Molly Johnson (Leah Purcell) is an isolated and heavily-pregnant indigenous woman living in In 1893 Outback Australia. She struggles to raise her children and run the family farm in the Snowy Mountains while her husband is away for work.
He makes his living for the family as a drover, a cattleman who drives cattle across the country.
As she makes their isolated home life work, Molly wrestles with the PTSD that she had developed at the hands of her drunk, physically and sexually abusive husband. While in her mental state, the wife and mother almost shoot Sergeant Nate Klintoff (Sam Reid) and Louisa (Jessica De Gouw) when they stop by on their way to the closest town. He is the newly-appointed lawman and she is his well-educated wife.
Despite this incident, Molly eventually asks the couple to deliver her young kids to a woman in town so that they can be cared for until her impending child is born. While she is on her own and going into labour, an Aboriginal prison escapee, Yadaka (Rob Collins), seeks refuge on her homestead and turns her life upside-down.
The tragic stillbirth of her baby and Molly’s subsequent lack of effect are other symptoms of her mental struggle. Her stoicism makes this all more evident when Yadaka discovers that this was not her first still-born child. After he connects with her with his own personal, racial persecution story, the pair develop a bond due to their mutual ability to endure white injustice.
As writer/director/co-producer and the lead actress, Leah Purcell is outstanding in these roles and carries the film as the central character. One element that might cause viewers to wrestle with this storytelling is mental imagery. It may be hard to determine whether what her character sees is a figment of her imagination or something far more sinister. Rob Collins is equally impressive as the wrongfully-convicted prison escapee on the lam. Interestingly, he is by far the least dangerous person that Molly encounters.
As a writer, Purcell changes Lawson’s tale that contains underlying themes of racism, frontier savagery, and gender barbarity.
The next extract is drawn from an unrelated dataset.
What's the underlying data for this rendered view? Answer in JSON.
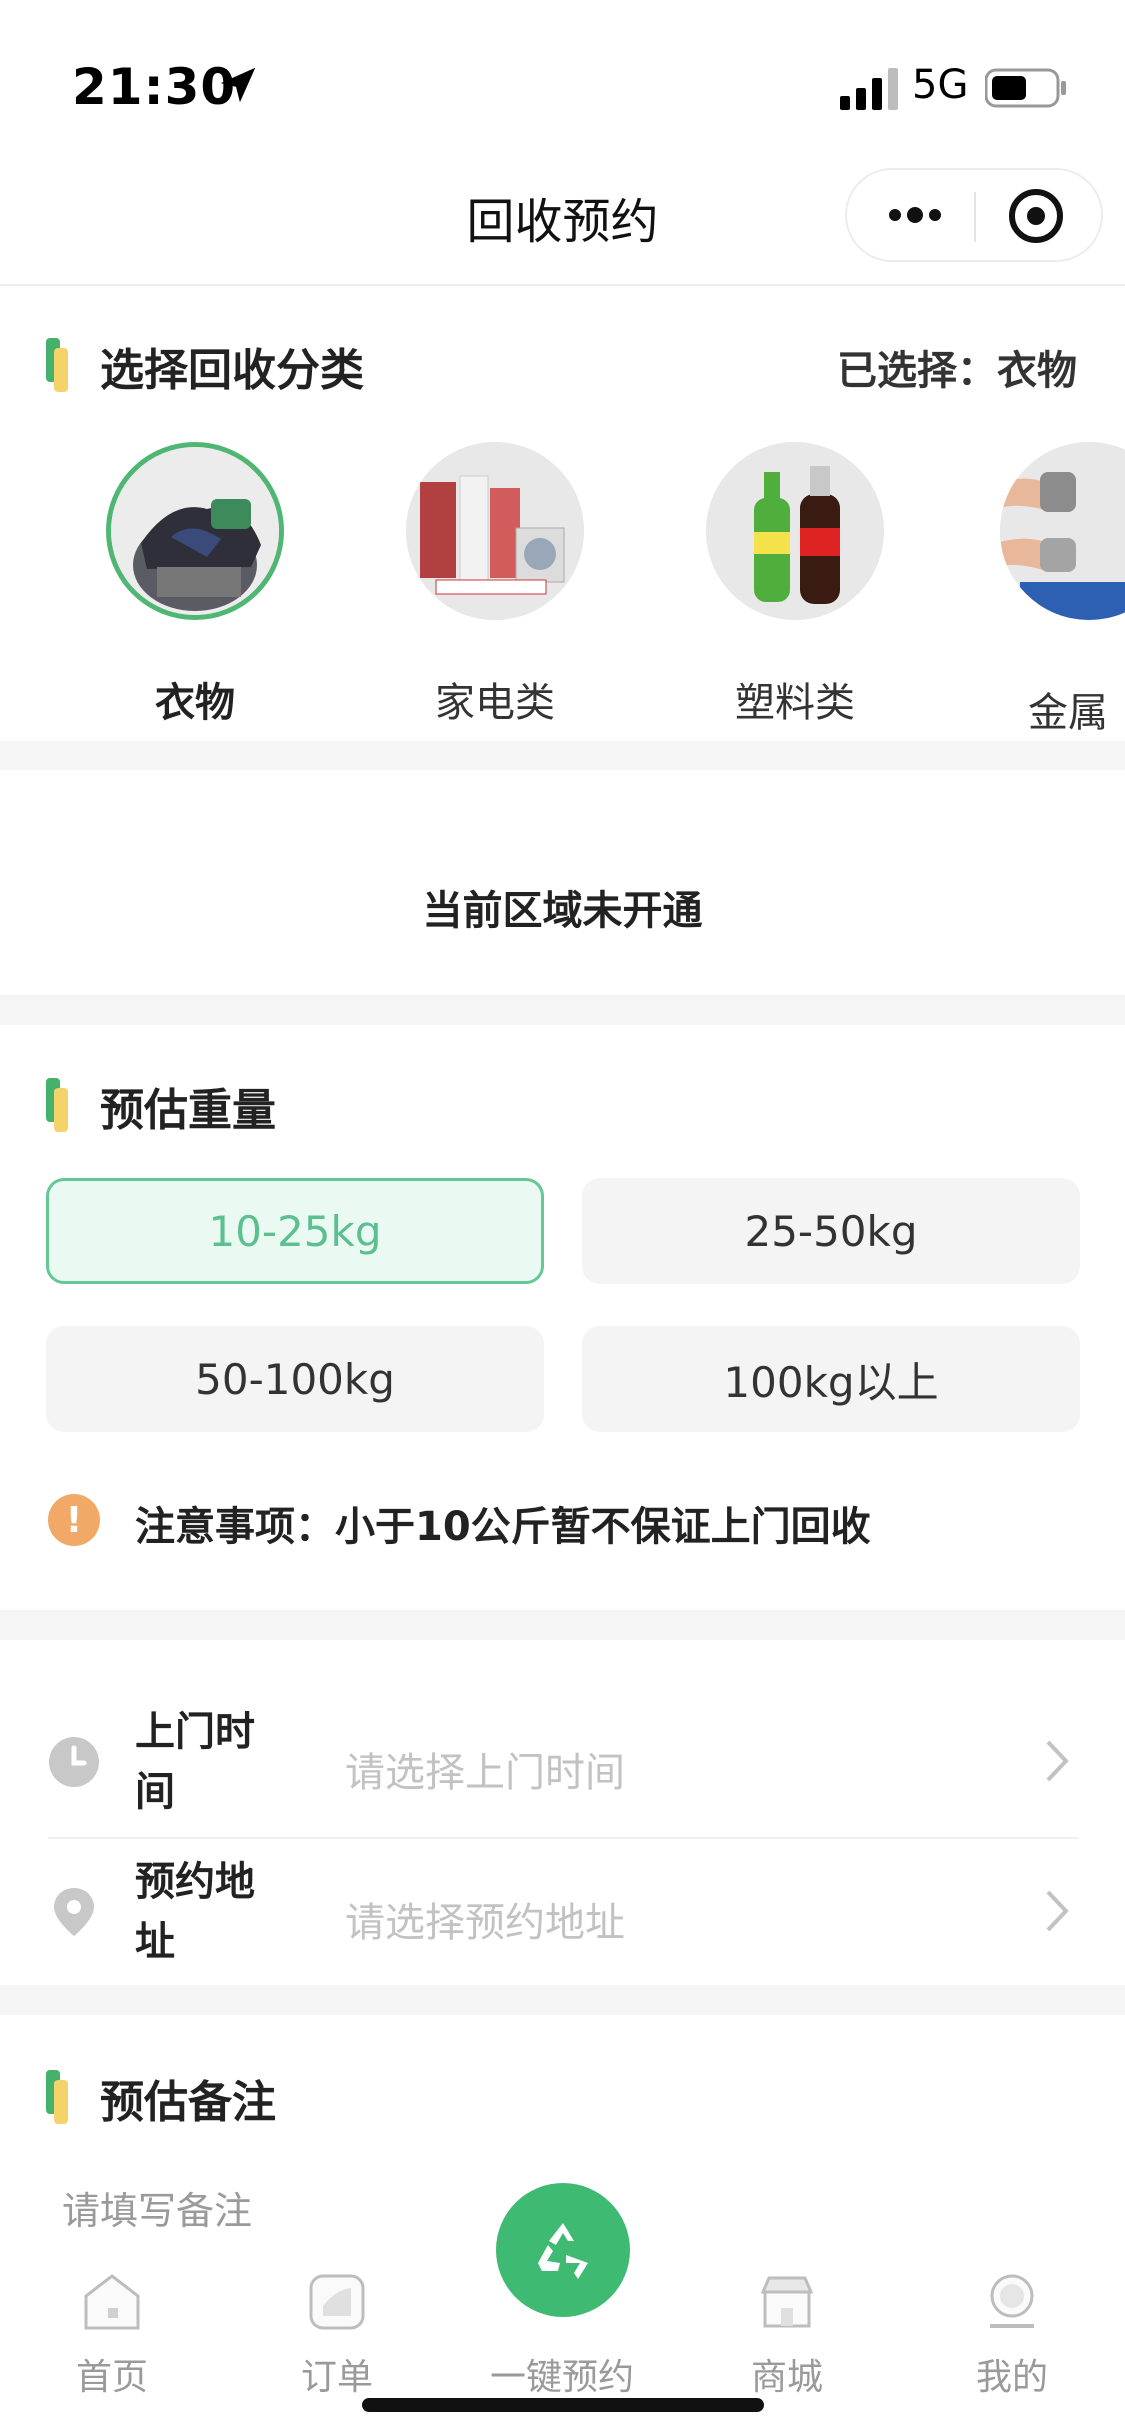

Her editorial choices in his narrative show that Indigenous people are not lazy, devious, or untrustworthy. Instead, they are shown as wise and noble in her account.
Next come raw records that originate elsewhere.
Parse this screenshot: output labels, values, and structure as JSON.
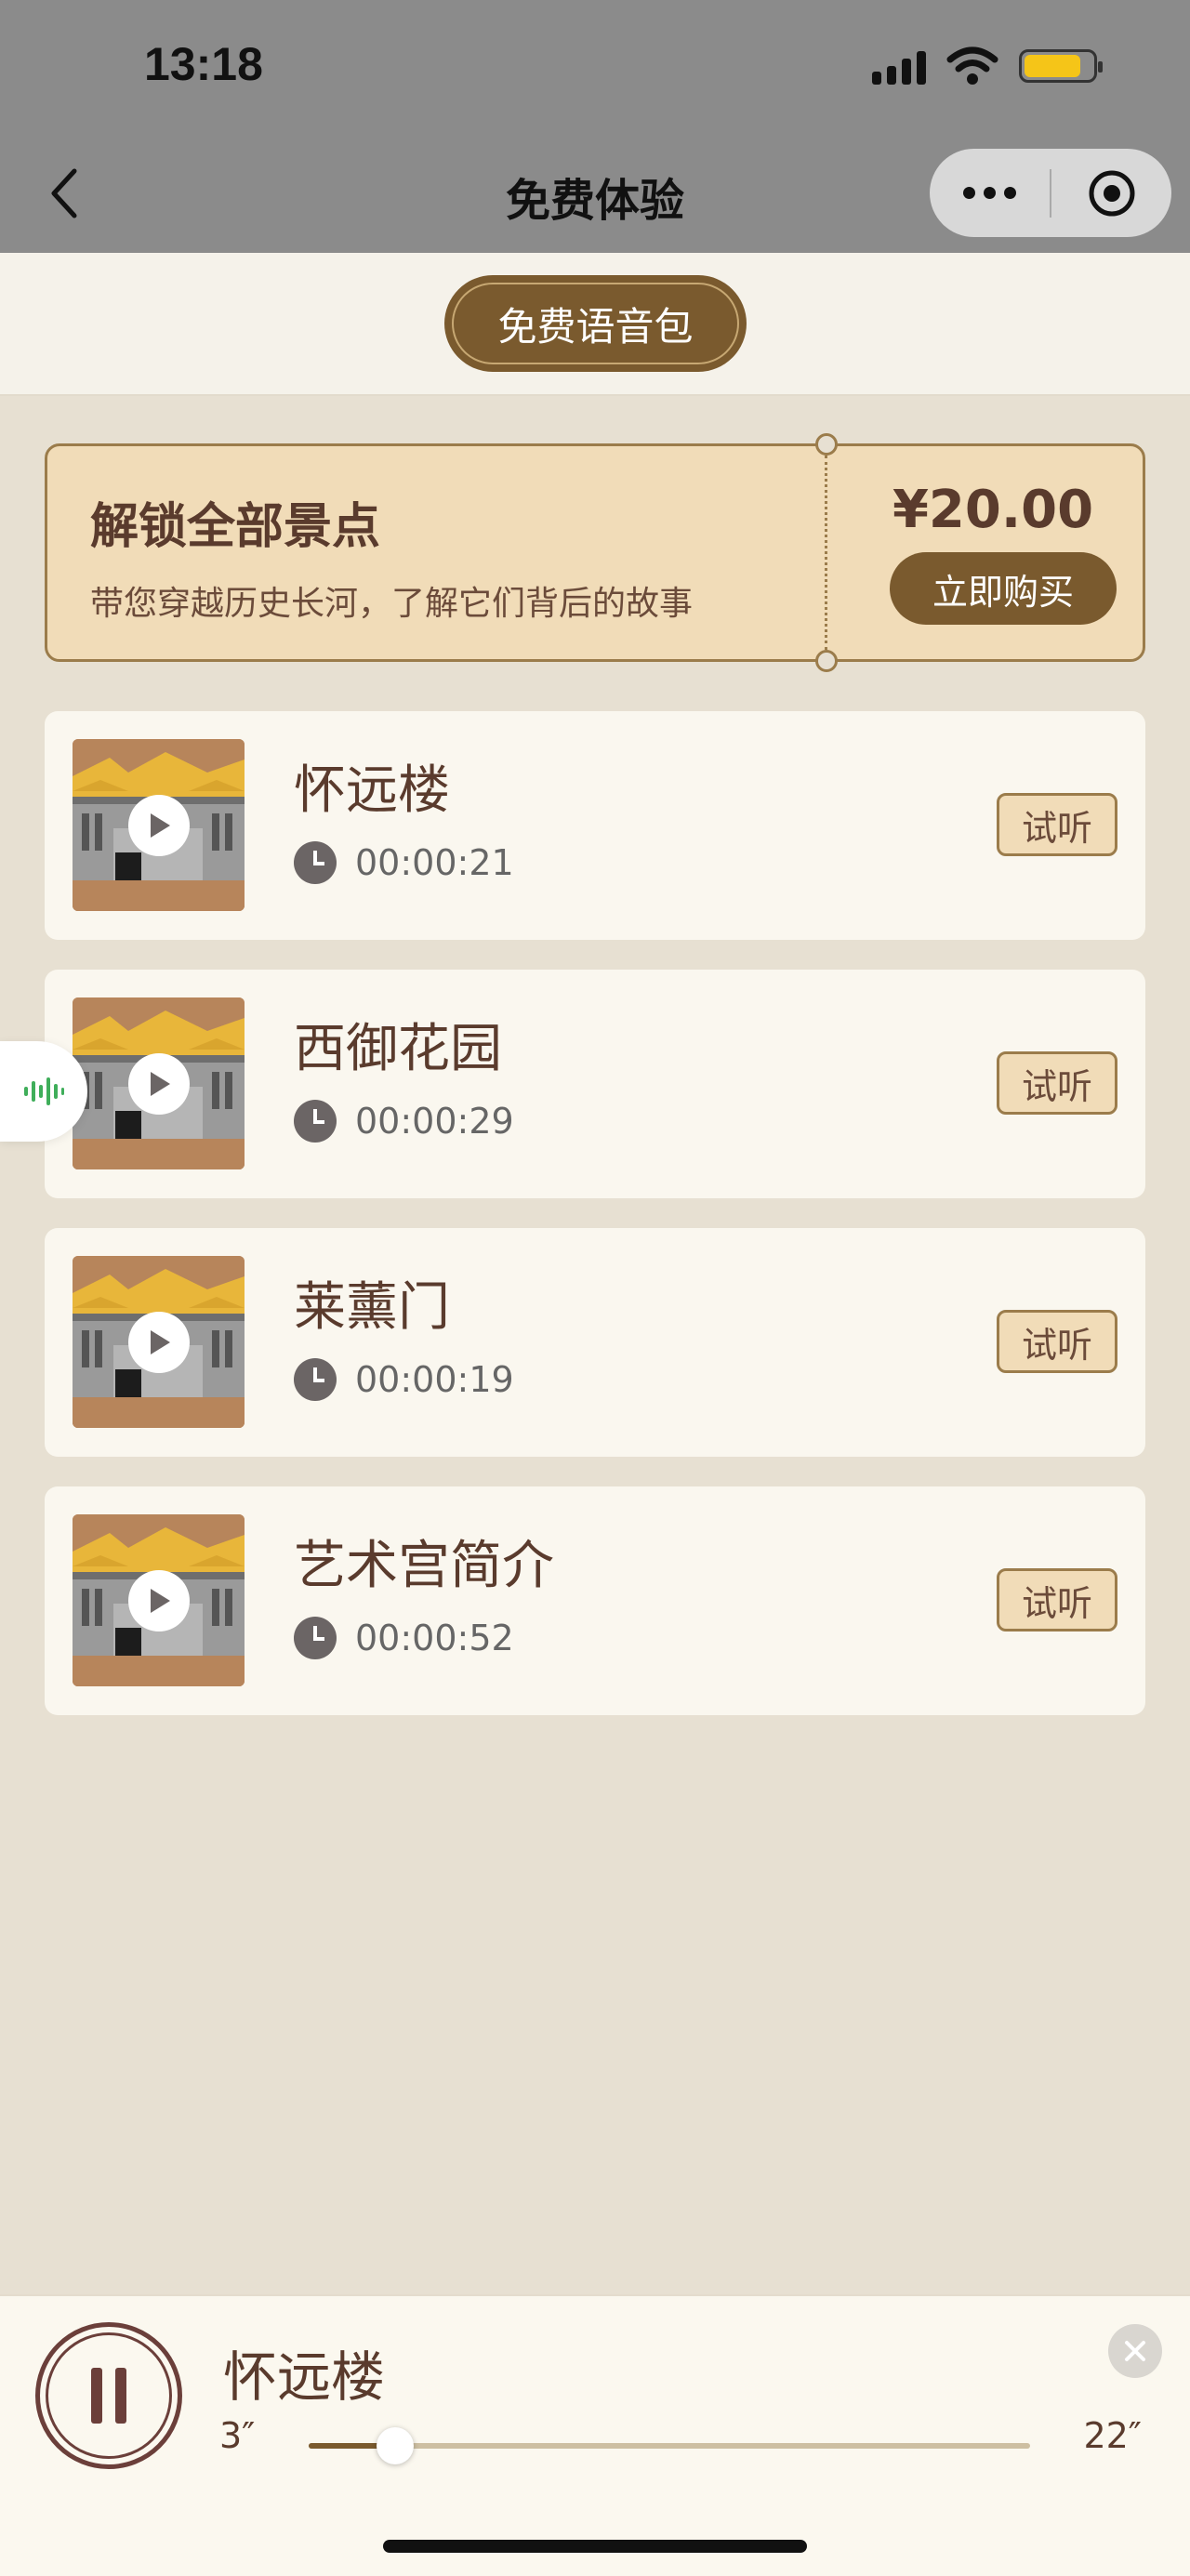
{
  "status_bar": {
    "time": "13:18",
    "battery_level": 0.84,
    "battery_color": "#f5c518"
  },
  "nav": {
    "title": "免费体验",
    "back_icon": "chevron-left-icon",
    "more_icon": "more-dots-icon",
    "close_icon": "target-circle-icon"
  },
  "header_pill": {
    "label": "免费语音包"
  },
  "unlock": {
    "title": "解锁全部景点",
    "subtitle": "带您穿越历史长河，了解它们背后的故事",
    "price": "¥20.00",
    "buy_label": "立即购买"
  },
  "items": [
    {
      "title": "怀远楼",
      "duration": "00:00:21",
      "listen_label": "试听"
    },
    {
      "title": "西御花园",
      "duration": "00:00:29",
      "listen_label": "试听"
    },
    {
      "title": "莱薰门",
      "duration": "00:00:19",
      "listen_label": "试听"
    },
    {
      "title": "艺术宫简介",
      "duration": "00:00:52",
      "listen_label": "试听"
    }
  ],
  "player": {
    "title": "怀远楼",
    "current_time": "3″",
    "total_time": "22″",
    "progress": 0.12
  },
  "colors": {
    "accent_brown": "#7a5a2e",
    "ticket_bg": "#f1dcb8",
    "page_bg": "#e7e0d2",
    "voice_green": "#3fae5a"
  }
}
This historical tale is more than a straightforward Australian western thriller that asks, “How far will a mother go to protect her kids?”
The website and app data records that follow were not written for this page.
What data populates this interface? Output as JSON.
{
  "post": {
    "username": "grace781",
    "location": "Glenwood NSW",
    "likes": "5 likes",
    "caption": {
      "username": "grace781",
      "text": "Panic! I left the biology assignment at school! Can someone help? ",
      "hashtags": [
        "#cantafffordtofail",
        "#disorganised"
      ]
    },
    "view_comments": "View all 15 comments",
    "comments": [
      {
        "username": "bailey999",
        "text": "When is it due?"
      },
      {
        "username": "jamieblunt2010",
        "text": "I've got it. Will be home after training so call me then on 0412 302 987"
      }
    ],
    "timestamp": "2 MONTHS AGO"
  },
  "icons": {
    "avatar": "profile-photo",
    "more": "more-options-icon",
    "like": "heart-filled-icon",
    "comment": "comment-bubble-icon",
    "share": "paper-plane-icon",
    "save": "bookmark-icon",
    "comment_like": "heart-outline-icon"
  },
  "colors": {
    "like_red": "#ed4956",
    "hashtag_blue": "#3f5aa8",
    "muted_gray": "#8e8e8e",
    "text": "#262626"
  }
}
The film reimagines Leah Purcell’s acclaimed play and Henry Lawson’s classic short story. This historical tale is more than a straightforward Australian western thriller that asks, “How far will a mother go to protect her kids?” Purcell ingeniously raises the topic of undiagnosed PTSD as a result of abuse when it was not even an identifiable mental health condition.
Reel Dialogue: Why do we have to suffer?
Through the various difficulties in Molly Johnson’s life, many may wonder why anyone would have to endure these tragic aspects of life.
It might be a surprise to many, but Christianity is the only worldview which has an actual answer to the problem of evil and suffering. Christians can attest that they serve a God who lived as a man on this earth and experienced temptation, torture, hunger, thirst, hatred and death.
Due to the work of Jesus on the cross, the justice of God is manifested in his son. The cross is a means of symbolising how much God cares about humanity’s suffering. A more profound conclusion is that we may never know the specific reason for our suffering, but we can identify the God who understands the rationale behind the pain.
The cross is a means of symbolising how much God cares about humanity’s suffering.
“If only there were someone to arbitrate between us, to lay his hand upon us both, someone to remove God’s rod from me, so that his terror would frighten me no more. Then I would speak up without fear of him, but as it now stands with me, I cannot,” – Job 9:33-35
Article supplied with thanks to City Bible Forum.
Authored by Cliff Philpiah and Russ Matthews, Reel Dialogue
Feature image: Movie stills